It’s a choice that does ultimately raise a lot of questions that should be asked, but I’m not sure they’re given the complexity they need to be more than superficial window-dressing for a thriller uninterested in the effect of their use. That shallowness in thematic execution is thus difficult to ignore despite great performances, impeccable production value, and memorable cinematography. We want to care about Charlotte’s plight and yet we’re kept at arms’ length because we’re unsure what it is. All we know for certain is that she wants out and nobody is listening. But we’re unable to fully empathize with her psychological torment or vilify her oppressors because the filmmakers are constantly subverting one with the other, canceling both out instead of letting them prove mutually beneficial.
Would picking one direction above the other have solved this? Maybe. It would have at least provided clarity as far as what’s happening—perhaps even allowing the story to deal with Charlotte’s situation since she is locked in this house whether for her safety or not. If she’s suffering from a psychotic break, her “family” isn’t actually helping. If they’re drugging her, she isn’t being valued despite what they say. And it might still work if the whole was revealed as a Rosemary’s Baby type scenario. You could say it is with the Devil being replaced by lineage, but even that continues glossing over the historical relevance of the weapon wielded against Charlotte. What we see isn’t therefore scary. It’s demoralizing. Worse than being harmed, she’s rendered irrelevant.
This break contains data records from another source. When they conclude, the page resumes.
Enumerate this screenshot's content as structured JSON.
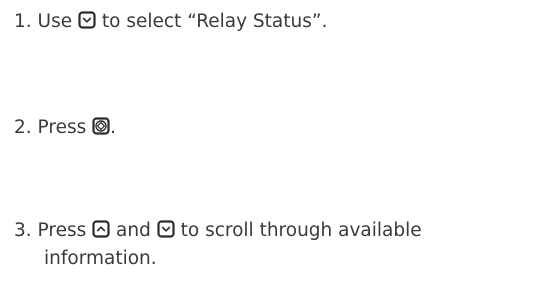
{
  "steps": [
    {
      "number": "1.",
      "before": "Use",
      "icon1": "down-arrow-key-icon",
      "after": "to select “Relay Status”."
    },
    {
      "number": "2.",
      "before": "Press",
      "icon1": "enter-key-icon",
      "after": "."
    },
    {
      "number": "3.",
      "before": "Press",
      "icon1": "up-arrow-key-icon",
      "middle": "and",
      "icon2": "down-arrow-key-icon",
      "after": "to scroll through available",
      "continuation": "information."
    }
  ]
}
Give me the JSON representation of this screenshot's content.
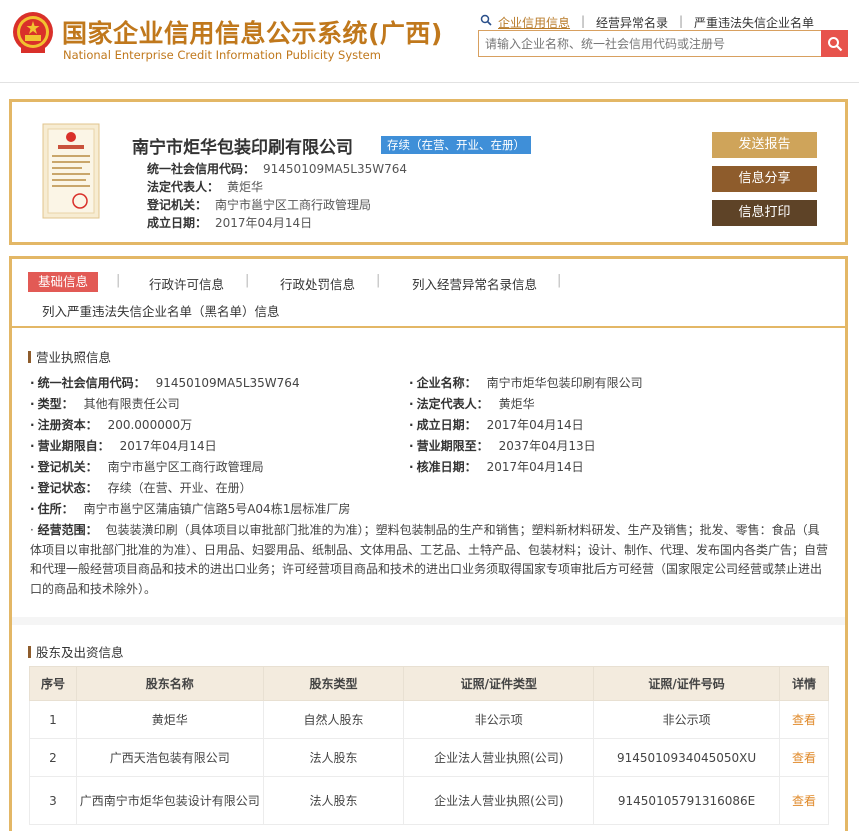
{
  "header": {
    "title_cn": "国家企业信用信息公示系统(广西)",
    "title_en": "National Enterprise Credit Information Publicity System",
    "links": [
      "企业信用信息",
      "经营异常名录",
      "严重违法失信企业名单"
    ],
    "search_placeholder": "请输入企业名称、统一社会信用代码或注册号",
    "colors": {
      "brand": "#c0781c",
      "search_button": "#e7534c"
    }
  },
  "company": {
    "name": "南宁市炬华包装印刷有限公司",
    "status": "存续（在营、开业、在册）",
    "credit_code_label": "统一社会信用代码：",
    "credit_code": "91450109MA5L35W764",
    "legal_rep_label": "法定代表人：",
    "legal_rep": "黄炬华",
    "authority_label": "登记机关：",
    "authority": "南宁市邕宁区工商行政管理局",
    "established_label": "成立日期：",
    "established": "2017年04月14日",
    "buttons": [
      "发送报告",
      "信息分享",
      "信息打印"
    ]
  },
  "tabs": [
    "基础信息",
    "行政许可信息",
    "行政处罚信息",
    "列入经营异常名录信息",
    "列入严重违法失信企业名单（黑名单）信息"
  ],
  "license_section": {
    "title": "营业执照信息",
    "fields": [
      {
        "label": "统一社会信用代码：",
        "value": "91450109MA5L35W764"
      },
      {
        "label": "企业名称：",
        "value": "南宁市炬华包装印刷有限公司"
      },
      {
        "label": "类型：",
        "value": "其他有限责任公司"
      },
      {
        "label": "法定代表人：",
        "value": "黄炬华"
      },
      {
        "label": "注册资本：",
        "value": "200.000000万"
      },
      {
        "label": "成立日期：",
        "value": "2017年04月14日"
      },
      {
        "label": "营业期限自：",
        "value": "2017年04月14日"
      },
      {
        "label": "营业期限至：",
        "value": "2037年04月13日"
      },
      {
        "label": "登记机关：",
        "value": "南宁市邕宁区工商行政管理局"
      },
      {
        "label": "核准日期：",
        "value": "2017年04月14日"
      },
      {
        "label": "登记状态：",
        "value": "存续（在营、开业、在册）"
      },
      {
        "label": "住所：",
        "value": "南宁市邕宁区蒲庙镇广信路5号A04栋1层标准厂房"
      }
    ],
    "scope_label": "经营范围：",
    "scope": "包装装潢印刷（具体项目以审批部门批准的为准）；塑料包装制品的生产和销售；塑料新材料研发、生产及销售；批发、零售：食品（具体项目以审批部门批准的为准）、日用品、妇婴用品、纸制品、文体用品、工艺品、土特产品、包装材料；设计、制作、代理、发布国内各类广告；自营和代理一般经营项目商品和技术的进出口业务；许可经营项目商品和技术的进出口业务须取得国家专项审批后方可经营（国家限定公司经营或禁止进出口的商品和技术除外）。"
  },
  "shareholders": {
    "title": "股东及出资信息",
    "columns": [
      "序号",
      "股东名称",
      "股东类型",
      "证照/证件类型",
      "证照/证件号码",
      "详情"
    ],
    "rows": [
      {
        "no": "1",
        "name": "黄炬华",
        "type": "自然人股东",
        "cert_type": "非公示项",
        "cert_no": "非公示项",
        "detail": "查看"
      },
      {
        "no": "2",
        "name": "广西天浩包装有限公司",
        "type": "法人股东",
        "cert_type": "企业法人营业执照(公司)",
        "cert_no": "9145010934045050XU",
        "detail": "查看"
      },
      {
        "no": "3",
        "name": "广西南宁市炬华包装设计有限公司",
        "type": "法人股东",
        "cert_type": "企业法人营业执照(公司)",
        "cert_no": "91450105791316086E",
        "detail": "查看"
      }
    ]
  }
}
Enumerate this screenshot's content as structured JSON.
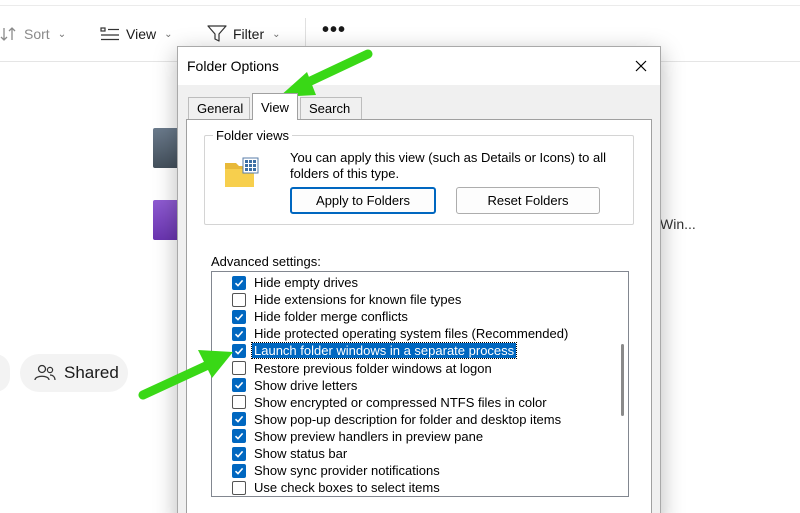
{
  "toolbar": {
    "sort_label": "Sort",
    "view_label": "View",
    "filter_label": "Filter",
    "more_label": "•••"
  },
  "background": {
    "truncated_text": "Win...",
    "shared_label": "Shared"
  },
  "dialog": {
    "title": "Folder Options",
    "tabs": [
      {
        "label": "General",
        "selected": false
      },
      {
        "label": "View",
        "selected": true
      },
      {
        "label": "Search",
        "selected": false
      }
    ],
    "folder_views": {
      "legend": "Folder views",
      "description": "You can apply this view (such as Details or Icons) to all folders of this type.",
      "apply_button": "Apply to Folders",
      "reset_button": "Reset Folders"
    },
    "advanced_label": "Advanced settings:",
    "settings": [
      {
        "label": "Hide empty drives",
        "checked": true
      },
      {
        "label": "Hide extensions for known file types",
        "checked": false
      },
      {
        "label": "Hide folder merge conflicts",
        "checked": true
      },
      {
        "label": "Hide protected operating system files (Recommended)",
        "checked": true
      },
      {
        "label": "Launch folder windows in a separate process",
        "checked": true,
        "selected": true
      },
      {
        "label": "Restore previous folder windows at logon",
        "checked": false
      },
      {
        "label": "Show drive letters",
        "checked": true
      },
      {
        "label": "Show encrypted or compressed NTFS files in color",
        "checked": false
      },
      {
        "label": "Show pop-up description for folder and desktop items",
        "checked": true
      },
      {
        "label": "Show preview handlers in preview pane",
        "checked": true
      },
      {
        "label": "Show status bar",
        "checked": true
      },
      {
        "label": "Show sync provider notifications",
        "checked": true
      },
      {
        "label": "Use check boxes to select items",
        "checked": false
      }
    ]
  },
  "colors": {
    "accent": "#0067c0",
    "annotation_arrow": "#3ee01e"
  }
}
 Tamara Lawrance as “Charlotte”, Fiona Shaw as “Margaret” and Jack Lowden as “Thomas” in Joe Marcantonio’s KINDRED. Courtesy of IFC Midnight. An IFC Midnight Release.
 Tamara Lawrance as “Charlotte” in Joe Marcantonio’s KINDRED. Courtesy of IFC Midnight. An IFC Midnight Release.
 Fiona Shaw as “Margaret” and Jack Lowden as “Thomas” in Joe Marcantonio’s KINDRED. Courtesy of IFC Midnight. An IFC Midnight Release.